On the eve of the World Hockey Championship 2014 Belarusian Helsinki Committee and Penal Reform Int. systematized some important legal advice for visitors to the country.
What is forbidden and what is not recommended rules of communication with the police and emergency phones.
Money and costs
No payments in foreign cash are allowed in Belarus (except for payments for gas at filling stations). You may pay with your bank cards in most of the bars and stores. You can also pay with your bank card for the taxi 135 (warn the dispatcher before requesting a car).
Don’t change your cash privately: the fine is $1500, foreign cash will be confiscated.
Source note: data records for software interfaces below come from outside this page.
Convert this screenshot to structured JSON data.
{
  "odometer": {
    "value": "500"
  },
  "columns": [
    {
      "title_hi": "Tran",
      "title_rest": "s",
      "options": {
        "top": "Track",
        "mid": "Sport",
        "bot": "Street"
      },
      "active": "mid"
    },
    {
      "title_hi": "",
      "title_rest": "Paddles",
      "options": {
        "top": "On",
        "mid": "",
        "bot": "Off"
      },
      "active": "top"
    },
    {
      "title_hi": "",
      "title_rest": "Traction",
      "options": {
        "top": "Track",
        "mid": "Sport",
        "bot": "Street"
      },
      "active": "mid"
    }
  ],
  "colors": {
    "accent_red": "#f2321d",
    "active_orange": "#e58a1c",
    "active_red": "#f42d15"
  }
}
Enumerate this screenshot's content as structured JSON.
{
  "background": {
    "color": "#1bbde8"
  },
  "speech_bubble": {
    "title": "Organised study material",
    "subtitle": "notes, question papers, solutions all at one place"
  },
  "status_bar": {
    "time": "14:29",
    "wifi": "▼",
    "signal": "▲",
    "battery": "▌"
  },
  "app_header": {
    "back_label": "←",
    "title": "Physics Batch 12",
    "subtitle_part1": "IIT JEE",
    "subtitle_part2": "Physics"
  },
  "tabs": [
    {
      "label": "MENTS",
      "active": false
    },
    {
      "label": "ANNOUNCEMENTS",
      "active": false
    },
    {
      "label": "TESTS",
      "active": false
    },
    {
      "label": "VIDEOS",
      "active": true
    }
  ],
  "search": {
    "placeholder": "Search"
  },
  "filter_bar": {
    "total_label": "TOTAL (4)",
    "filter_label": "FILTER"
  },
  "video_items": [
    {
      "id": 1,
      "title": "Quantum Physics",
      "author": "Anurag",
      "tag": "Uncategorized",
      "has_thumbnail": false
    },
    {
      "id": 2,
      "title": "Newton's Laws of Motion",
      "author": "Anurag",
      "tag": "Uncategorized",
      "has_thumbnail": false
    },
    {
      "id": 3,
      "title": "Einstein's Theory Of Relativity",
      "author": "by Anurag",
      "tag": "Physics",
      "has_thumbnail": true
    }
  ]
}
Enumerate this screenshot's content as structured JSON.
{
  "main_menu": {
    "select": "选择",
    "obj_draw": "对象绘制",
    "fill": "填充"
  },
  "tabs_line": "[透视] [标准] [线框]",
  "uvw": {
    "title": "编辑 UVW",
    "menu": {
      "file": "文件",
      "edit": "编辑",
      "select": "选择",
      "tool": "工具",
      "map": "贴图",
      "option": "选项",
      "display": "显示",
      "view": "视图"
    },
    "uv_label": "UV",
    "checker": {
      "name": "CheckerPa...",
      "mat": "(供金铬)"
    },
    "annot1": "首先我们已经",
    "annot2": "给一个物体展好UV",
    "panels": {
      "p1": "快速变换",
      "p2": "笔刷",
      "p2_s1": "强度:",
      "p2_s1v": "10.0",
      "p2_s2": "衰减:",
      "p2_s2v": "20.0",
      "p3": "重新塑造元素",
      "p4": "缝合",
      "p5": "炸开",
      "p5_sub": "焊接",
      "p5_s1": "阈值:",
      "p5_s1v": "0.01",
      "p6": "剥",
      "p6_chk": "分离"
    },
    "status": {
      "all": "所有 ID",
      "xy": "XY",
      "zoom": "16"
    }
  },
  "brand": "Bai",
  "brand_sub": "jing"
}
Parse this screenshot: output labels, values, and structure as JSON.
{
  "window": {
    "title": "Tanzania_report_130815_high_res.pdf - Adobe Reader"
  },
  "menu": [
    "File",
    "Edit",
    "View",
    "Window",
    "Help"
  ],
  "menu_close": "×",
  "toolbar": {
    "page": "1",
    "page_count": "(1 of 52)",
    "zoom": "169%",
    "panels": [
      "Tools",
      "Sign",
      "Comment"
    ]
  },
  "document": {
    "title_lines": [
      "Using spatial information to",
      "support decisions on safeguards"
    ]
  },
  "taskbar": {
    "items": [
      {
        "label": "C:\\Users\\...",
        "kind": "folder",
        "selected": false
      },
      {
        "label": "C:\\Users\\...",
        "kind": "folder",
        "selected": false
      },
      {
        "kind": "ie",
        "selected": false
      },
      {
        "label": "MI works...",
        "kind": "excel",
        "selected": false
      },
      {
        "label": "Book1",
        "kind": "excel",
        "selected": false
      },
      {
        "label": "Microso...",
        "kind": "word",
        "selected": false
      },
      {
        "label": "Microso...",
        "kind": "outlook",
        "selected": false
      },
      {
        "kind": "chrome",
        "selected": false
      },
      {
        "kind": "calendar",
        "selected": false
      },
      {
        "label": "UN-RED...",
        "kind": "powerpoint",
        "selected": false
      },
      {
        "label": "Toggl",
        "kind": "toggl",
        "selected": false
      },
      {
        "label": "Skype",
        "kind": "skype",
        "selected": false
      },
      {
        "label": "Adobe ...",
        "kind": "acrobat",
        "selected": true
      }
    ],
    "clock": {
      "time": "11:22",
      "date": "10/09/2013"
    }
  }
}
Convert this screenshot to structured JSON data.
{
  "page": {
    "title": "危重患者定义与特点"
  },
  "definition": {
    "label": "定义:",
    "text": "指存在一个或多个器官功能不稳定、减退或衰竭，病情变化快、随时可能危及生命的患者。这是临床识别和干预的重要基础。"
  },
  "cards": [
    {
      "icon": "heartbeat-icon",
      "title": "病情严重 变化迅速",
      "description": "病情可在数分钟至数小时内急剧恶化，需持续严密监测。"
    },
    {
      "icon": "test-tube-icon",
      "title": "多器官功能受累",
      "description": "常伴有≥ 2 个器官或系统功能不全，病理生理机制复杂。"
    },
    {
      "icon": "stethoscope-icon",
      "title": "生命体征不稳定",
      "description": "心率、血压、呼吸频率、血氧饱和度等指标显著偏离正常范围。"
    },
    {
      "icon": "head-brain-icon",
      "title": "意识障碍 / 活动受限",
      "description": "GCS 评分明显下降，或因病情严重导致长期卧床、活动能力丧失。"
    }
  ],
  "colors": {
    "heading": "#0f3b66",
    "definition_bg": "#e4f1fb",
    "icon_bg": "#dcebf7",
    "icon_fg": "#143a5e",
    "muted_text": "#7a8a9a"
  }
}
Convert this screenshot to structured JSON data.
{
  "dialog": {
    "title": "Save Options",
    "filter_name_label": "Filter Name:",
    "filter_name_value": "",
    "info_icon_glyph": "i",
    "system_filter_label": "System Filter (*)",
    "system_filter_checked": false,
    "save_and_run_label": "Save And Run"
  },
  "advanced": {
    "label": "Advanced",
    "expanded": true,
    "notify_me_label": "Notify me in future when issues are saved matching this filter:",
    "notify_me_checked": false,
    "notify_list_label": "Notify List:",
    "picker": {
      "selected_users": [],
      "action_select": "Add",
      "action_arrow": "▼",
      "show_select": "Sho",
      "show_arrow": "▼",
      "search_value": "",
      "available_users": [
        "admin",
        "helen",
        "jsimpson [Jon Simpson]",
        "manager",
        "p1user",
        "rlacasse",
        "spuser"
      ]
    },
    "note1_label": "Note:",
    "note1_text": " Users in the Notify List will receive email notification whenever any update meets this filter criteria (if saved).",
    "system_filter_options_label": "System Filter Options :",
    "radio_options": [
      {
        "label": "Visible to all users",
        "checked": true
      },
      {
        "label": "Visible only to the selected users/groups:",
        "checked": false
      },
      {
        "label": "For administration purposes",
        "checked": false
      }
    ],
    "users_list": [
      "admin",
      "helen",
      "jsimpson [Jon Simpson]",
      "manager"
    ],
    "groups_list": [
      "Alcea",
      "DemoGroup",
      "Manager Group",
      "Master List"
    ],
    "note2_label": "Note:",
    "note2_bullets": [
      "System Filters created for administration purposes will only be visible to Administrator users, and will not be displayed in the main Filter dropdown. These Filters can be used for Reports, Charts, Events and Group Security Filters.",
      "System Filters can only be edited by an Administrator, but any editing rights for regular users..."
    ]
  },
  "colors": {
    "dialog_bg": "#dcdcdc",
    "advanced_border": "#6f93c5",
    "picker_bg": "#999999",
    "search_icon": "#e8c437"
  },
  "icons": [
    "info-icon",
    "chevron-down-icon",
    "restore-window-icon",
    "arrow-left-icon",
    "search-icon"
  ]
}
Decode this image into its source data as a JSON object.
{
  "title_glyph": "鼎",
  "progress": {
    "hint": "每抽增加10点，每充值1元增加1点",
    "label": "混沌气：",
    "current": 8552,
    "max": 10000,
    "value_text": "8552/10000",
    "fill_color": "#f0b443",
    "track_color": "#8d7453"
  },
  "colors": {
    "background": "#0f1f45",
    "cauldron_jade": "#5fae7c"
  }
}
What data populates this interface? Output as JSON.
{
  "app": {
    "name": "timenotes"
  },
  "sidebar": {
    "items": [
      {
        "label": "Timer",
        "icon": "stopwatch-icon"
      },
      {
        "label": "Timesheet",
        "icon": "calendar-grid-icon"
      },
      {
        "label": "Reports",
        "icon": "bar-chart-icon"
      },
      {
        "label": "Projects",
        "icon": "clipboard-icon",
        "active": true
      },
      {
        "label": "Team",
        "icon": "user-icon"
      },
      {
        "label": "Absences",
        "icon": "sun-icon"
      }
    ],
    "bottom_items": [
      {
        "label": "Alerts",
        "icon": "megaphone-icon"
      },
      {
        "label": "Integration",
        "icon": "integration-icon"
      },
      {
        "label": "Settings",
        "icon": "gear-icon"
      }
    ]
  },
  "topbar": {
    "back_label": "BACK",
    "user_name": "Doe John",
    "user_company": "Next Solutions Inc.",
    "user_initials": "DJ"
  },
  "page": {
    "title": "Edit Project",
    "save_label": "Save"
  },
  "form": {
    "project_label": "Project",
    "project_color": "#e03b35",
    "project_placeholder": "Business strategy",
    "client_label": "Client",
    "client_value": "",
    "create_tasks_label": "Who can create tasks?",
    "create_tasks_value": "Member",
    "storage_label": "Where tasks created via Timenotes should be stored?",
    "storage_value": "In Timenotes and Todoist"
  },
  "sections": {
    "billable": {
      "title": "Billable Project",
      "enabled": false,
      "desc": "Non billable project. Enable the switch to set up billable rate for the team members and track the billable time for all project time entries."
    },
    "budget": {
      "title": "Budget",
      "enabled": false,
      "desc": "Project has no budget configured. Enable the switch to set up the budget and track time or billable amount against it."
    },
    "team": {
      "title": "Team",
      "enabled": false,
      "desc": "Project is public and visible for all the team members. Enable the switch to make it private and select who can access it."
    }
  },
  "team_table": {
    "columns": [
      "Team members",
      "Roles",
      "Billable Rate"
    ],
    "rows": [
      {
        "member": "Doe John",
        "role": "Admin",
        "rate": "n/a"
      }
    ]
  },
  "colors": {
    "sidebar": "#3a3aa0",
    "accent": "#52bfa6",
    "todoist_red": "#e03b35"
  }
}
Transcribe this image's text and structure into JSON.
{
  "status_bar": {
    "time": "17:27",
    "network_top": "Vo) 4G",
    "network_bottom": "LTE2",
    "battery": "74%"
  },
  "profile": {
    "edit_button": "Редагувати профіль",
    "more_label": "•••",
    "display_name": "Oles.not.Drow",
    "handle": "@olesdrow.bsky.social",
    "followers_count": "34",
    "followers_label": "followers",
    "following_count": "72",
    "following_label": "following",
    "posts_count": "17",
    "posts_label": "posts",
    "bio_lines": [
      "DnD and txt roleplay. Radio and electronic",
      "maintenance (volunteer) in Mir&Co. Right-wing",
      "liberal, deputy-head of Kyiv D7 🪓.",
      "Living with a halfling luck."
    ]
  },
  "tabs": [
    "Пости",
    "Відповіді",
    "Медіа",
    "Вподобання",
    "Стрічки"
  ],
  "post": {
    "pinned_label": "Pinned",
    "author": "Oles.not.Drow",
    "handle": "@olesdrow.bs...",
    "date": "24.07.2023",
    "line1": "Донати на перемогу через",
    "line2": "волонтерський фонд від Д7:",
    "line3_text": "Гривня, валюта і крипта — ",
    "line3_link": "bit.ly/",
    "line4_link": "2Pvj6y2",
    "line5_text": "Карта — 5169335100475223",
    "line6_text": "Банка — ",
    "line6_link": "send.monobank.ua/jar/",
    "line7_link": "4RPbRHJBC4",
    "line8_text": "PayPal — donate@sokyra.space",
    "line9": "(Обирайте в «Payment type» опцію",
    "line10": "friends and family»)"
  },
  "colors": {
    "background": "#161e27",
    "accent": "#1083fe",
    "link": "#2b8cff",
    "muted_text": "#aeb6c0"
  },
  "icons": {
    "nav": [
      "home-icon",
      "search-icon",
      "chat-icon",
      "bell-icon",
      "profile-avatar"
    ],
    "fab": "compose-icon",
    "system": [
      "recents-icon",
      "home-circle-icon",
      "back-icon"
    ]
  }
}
Change your cash in exchange offices, only (those at the central train station work day and night).
An average cost of a taxi ride is Br70000 ($7), a drive to the airport will cost you $30. You should drive official taxis and ask for a receipt, so that you don’t overpay.
Alcohol and smoking
Consumption of any alcoholic drinks in public places is prohibited (beer as well!). They are to be consumed in bars etc, only (the fine is up to $120). One does not have to drink alcohol to be considered as an offender, as preparations for drinking alcohol (e.g. pouring it into glasses) are also considered to be consumption.
We don’t recommend you to appear in the streets being heavily drunk. If police officers decide you disturb the public peace, they may put you into a medical detoxication center.
Smoking is prohibited in most of the public places: sports grounds, bus and train stations, airports, underpasses, public transport, Niezaliežnasci square, Horky Central Park, Botanical garden (the fine is up to $60).
Other rules of conduct in public places
Traffic laws are observed strictly in Belarus, so cross the streets on the green light by crosswalks only.
Walking on lawns is unaccepted.
Ticketless travel in public transport is prohibited (the fine is $7,5).
Carrying of traumatic weapon is prohibited.
Emergency phone numbers
101 – Rescue service
102 – Police
103 – Emergency medicine
+37517 239 48 88 – Minsk Accidents Registration Bureau (collects information about all unidentified sick men, dead bodies, and all who suffered from accidents, from all the hospitals and morgues of the city).
+37517 239 40 01 – hotline of the Central Department of Internal Affairs of Minsk City Executive Committee.
We also recommend you to note down the number of your country’s consulate.
Communication with police
Except for political and public activists, Belarus is notable for a low level of conflicts between police and private persons.
Always have your passport with you, otherwise police officer will have the right to detain you for an identification check for up to 3 hours.
You may also be detained for up to 3 hours if you commit an administrative offence. This term may be longer (up to 72 hours) if arrest is provided for the offence committed. The term starts from the moment of detention, not from the moment when you are delivered to a police station.
When detaining you, police officer has to introduce himself, show his certificate, and tell you the reason of your detention. If police officer refuses to tell you this information, look for a badge on his chest, and try to discern and remember the number of his badge.
When delivered to the police station, insist upon immediate fixation of your detention together with the actual time of it in a special journal.
There is no «one call» rule in Belarus – you will have no right to demand a call. However it won’t be considered as a breach for a police officer to let you make a call. At the same time police officers ought to inform your relatives or your consulate about your detention.
You have a right
• to know what are you accused or suspected of
• to demand that your consulate or relatives should be informed about your detention
• not to testify against yourself especially if your testimonies can be used against you
• to have an advocate from the moment of your detention
• to speak in your native language or have a translator
• demand writing materials and lodge a complaint to the officer on duty, if you think that your rights have been infringed; your complaint can be lodged with the supervising prosecutor or the head of the police department
• demand, if needed, medical aid and medical examination
When a report is drawn up on you
• you have a right to write down your testimonies with your own hand
• read the report carefully
• sign its every page
• write alterations and additions in it, and sign them
• if you do not agree with the report, don’t refuse to sign it; it is better to write down your attitude with your own hand and sign it